Last night a neighbor knocked on the door; it was around ten. Her grandson had to take a present to his teacher and the lady needed colored paper to wrap it in. Somewhere we had a sheet with lilac flowers on it, enough to wrap a couple of soaps and a lipstick. Today the boy emerged smug, with the present in hand, heading to a school where music blares from loudspeakers starting early in the morning. Teacher’s Day has been, since forever, a big party in all Cuban schools, a time for the students to honor their teaching professionals. However, these aren’t times for too much celebration, nor to hide the current situation of this important sector behind commemorations.
The “high quality of Cuban education,” held up by so many in the world, is a mirage that didn’t manage to make it much beyond the eighties. Maintained by the Kremlin, this Island was able to exhibit an educational infrastructure that had nothing to do with the real economic and productive opportunities. As if a sickly toothless man possessed an arm worthy of a powerful bodybuilder. This disproportion – between what we enjoyed and what was really allowed to us – was painfully evident when the Soviet subsidy ended and the country’s schools entered a profound crisis from which they still haven’t recovered. A crisis that includes not only the physical deterioration of the sites and the classrooms, but also the loss of quality instruction and the ethical and moral devaluation of education.

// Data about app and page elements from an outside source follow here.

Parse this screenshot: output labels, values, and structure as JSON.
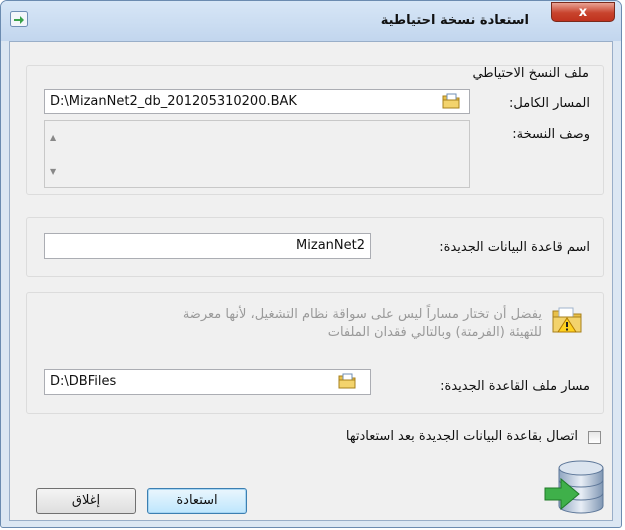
{
  "window": {
    "title": "استعادة نسخة احتياطية",
    "close_label": "x"
  },
  "backup_group": {
    "legend": "ملف النسخ الاحتياطي",
    "full_path_label": "المسار الكامل:",
    "full_path_value": "D:\\MizanNet2_db_201205310200.BAK",
    "description_label": "وصف النسخة:"
  },
  "new_db": {
    "name_label": "اسم قاعدة البيانات الجديدة:",
    "name_value": "MizanNet2"
  },
  "file_path_group": {
    "warning_line1": "يفضل أن تختار مساراً ليس على سواقة نظام التشغيل، لأنها معرضة",
    "warning_line2": "للتهيئة (الفرمتة) وبالتالي فقدان الملفات",
    "path_label": "مسار ملف القاعدة الجديدة:",
    "path_value": "D:\\DBFiles"
  },
  "connect_checkbox": {
    "label": "اتصال بقاعدة البيانات الجديدة بعد استعادتها",
    "checked": false
  },
  "buttons": {
    "restore": "استعادة",
    "close": "إغلاق"
  },
  "icons": {
    "app": "restore-app-icon",
    "browse": "folder-icon",
    "warning": "warning-folder-icon",
    "database": "database-restore-icon"
  }
}
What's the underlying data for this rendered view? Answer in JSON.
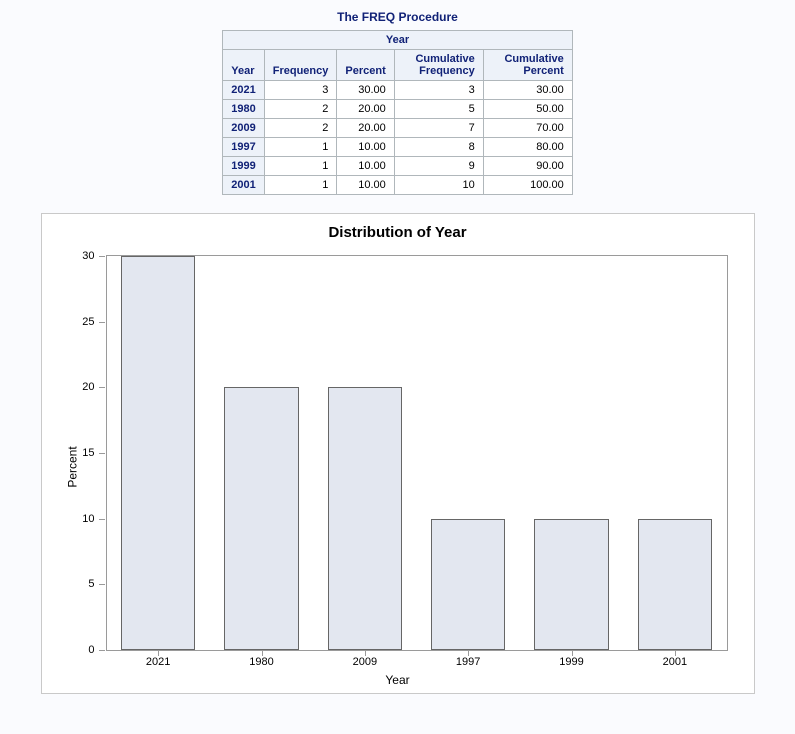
{
  "title": "The FREQ Procedure",
  "table": {
    "caption": "Year",
    "cols": [
      "Year",
      "Frequency",
      "Percent",
      "Cumulative Frequency",
      "Cumulative Percent"
    ],
    "rows": [
      {
        "year": "2021",
        "freq": "3",
        "pct": "30.00",
        "cfreq": "3",
        "cpct": "30.00"
      },
      {
        "year": "1980",
        "freq": "2",
        "pct": "20.00",
        "cfreq": "5",
        "cpct": "50.00"
      },
      {
        "year": "2009",
        "freq": "2",
        "pct": "20.00",
        "cfreq": "7",
        "cpct": "70.00"
      },
      {
        "year": "1997",
        "freq": "1",
        "pct": "10.00",
        "cfreq": "8",
        "cpct": "80.00"
      },
      {
        "year": "1999",
        "freq": "1",
        "pct": "10.00",
        "cfreq": "9",
        "cpct": "90.00"
      },
      {
        "year": "2001",
        "freq": "1",
        "pct": "10.00",
        "cfreq": "10",
        "cpct": "100.00"
      }
    ]
  },
  "chart_data": {
    "type": "bar",
    "title": "Distribution of Year",
    "xlabel": "Year",
    "ylabel": "Percent",
    "ylim": [
      0,
      30
    ],
    "yticks": [
      0,
      5,
      10,
      15,
      20,
      25,
      30
    ],
    "categories": [
      "2021",
      "1980",
      "2009",
      "1997",
      "1999",
      "2001"
    ],
    "values": [
      30,
      20,
      20,
      10,
      10,
      10
    ]
  }
}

At the center of the problem: the teacher, who has gone from being a respected professional to the lowest rungs of the working ladder. The “emerging teacher” experiment – rapid training of teenagers to take over classrooms – worsened the situation and today it’s common to find someone teaching Spanish who doesn’t know the difference between the words “literal” and “literary.” The excess of ideology, the Manicheistic approach to the teaching of our own national history – everything is black or white – the crushing of creativity and critical thinking, are among the many negative characteristics evident in Cuban education today. However, despite all this, there are still teachers who excel in their cloisters and perform their work with dedication and excellence. Educators for whom the low salaries, the material collapse, the mediocrity around them and the intrusion of politics in their work have not killed their desire to teach. To them, congratulations on this day.